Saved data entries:
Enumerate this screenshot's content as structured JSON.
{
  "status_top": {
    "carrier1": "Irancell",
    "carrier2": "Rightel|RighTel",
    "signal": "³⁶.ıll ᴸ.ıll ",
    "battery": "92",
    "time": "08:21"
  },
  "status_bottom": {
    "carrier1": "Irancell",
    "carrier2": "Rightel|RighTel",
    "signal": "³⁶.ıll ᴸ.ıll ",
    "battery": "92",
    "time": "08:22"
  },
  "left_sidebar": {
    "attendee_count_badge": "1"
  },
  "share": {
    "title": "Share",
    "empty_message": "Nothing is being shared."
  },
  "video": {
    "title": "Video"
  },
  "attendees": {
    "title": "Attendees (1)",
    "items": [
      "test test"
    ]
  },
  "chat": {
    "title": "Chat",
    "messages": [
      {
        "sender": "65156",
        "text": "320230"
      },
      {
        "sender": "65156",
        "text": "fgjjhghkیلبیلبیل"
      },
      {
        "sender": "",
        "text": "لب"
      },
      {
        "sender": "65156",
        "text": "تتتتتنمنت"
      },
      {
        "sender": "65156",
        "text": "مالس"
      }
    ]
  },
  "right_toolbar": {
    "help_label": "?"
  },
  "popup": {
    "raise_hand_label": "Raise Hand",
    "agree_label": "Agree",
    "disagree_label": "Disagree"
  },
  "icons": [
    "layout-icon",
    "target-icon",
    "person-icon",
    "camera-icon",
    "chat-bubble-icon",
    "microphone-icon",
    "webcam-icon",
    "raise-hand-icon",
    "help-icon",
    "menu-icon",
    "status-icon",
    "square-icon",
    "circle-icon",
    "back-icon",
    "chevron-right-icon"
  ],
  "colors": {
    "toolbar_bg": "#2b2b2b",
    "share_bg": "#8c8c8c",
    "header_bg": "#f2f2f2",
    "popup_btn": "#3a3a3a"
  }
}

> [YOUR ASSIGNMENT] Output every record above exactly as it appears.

> [TASK RESPONSE]
Enumerate this screenshot's content as structured JSON.
{
  "status_top": {
    "carrier1": "Irancell",
    "carrier2": "Rightel|RighTel",
    "signal": "³⁶.ıll ᴸ.ıll ",
    "battery": "92",
    "time": "08:21"
  },
  "status_bottom": {
    "carrier1": "Irancell",
    "carrier2": "Rightel|RighTel",
    "signal": "³⁶.ıll ᴸ.ıll ",
    "battery": "92",
    "time": "08:22"
  },
  "left_sidebar": {
    "attendee_count_badge": "1"
  },
  "share": {
    "title": "Share",
    "empty_message": "Nothing is being shared."
  },
  "video": {
    "title": "Video"
  },
  "attendees": {
    "title": "Attendees (1)",
    "items": [
      "test test"
    ]
  },
  "chat": {
    "title": "Chat",
    "messages": [
      {
        "sender": "65156",
        "text": "320230"
      },
      {
        "sender": "65156",
        "text": "fgjjhghkیلبیلبیل"
      },
      {
        "sender": "",
        "text": "لب"
      },
      {
        "sender": "65156",
        "text": "تتتتتنمنت"
      },
      {
        "sender": "65156",
        "text": "مالس"
      }
    ]
  },
  "right_toolbar": {
    "help_label": "?"
  },
  "popup": {
    "raise_hand_label": "Raise Hand",
    "agree_label": "Agree",
    "disagree_label": "Disagree"
  },
  "icons": [
    "layout-icon",
    "target-icon",
    "person-icon",
    "camera-icon",
    "chat-bubble-icon",
    "microphone-icon",
    "webcam-icon",
    "raise-hand-icon",
    "help-icon",
    "menu-icon",
    "status-icon",
    "square-icon",
    "circle-icon",
    "back-icon",
    "chevron-right-icon"
  ],
  "colors": {
    "toolbar_bg": "#2b2b2b",
    "share_bg": "#8c8c8c",
    "header_bg": "#f2f2f2",
    "popup_btn": "#3a3a3a"
  }
}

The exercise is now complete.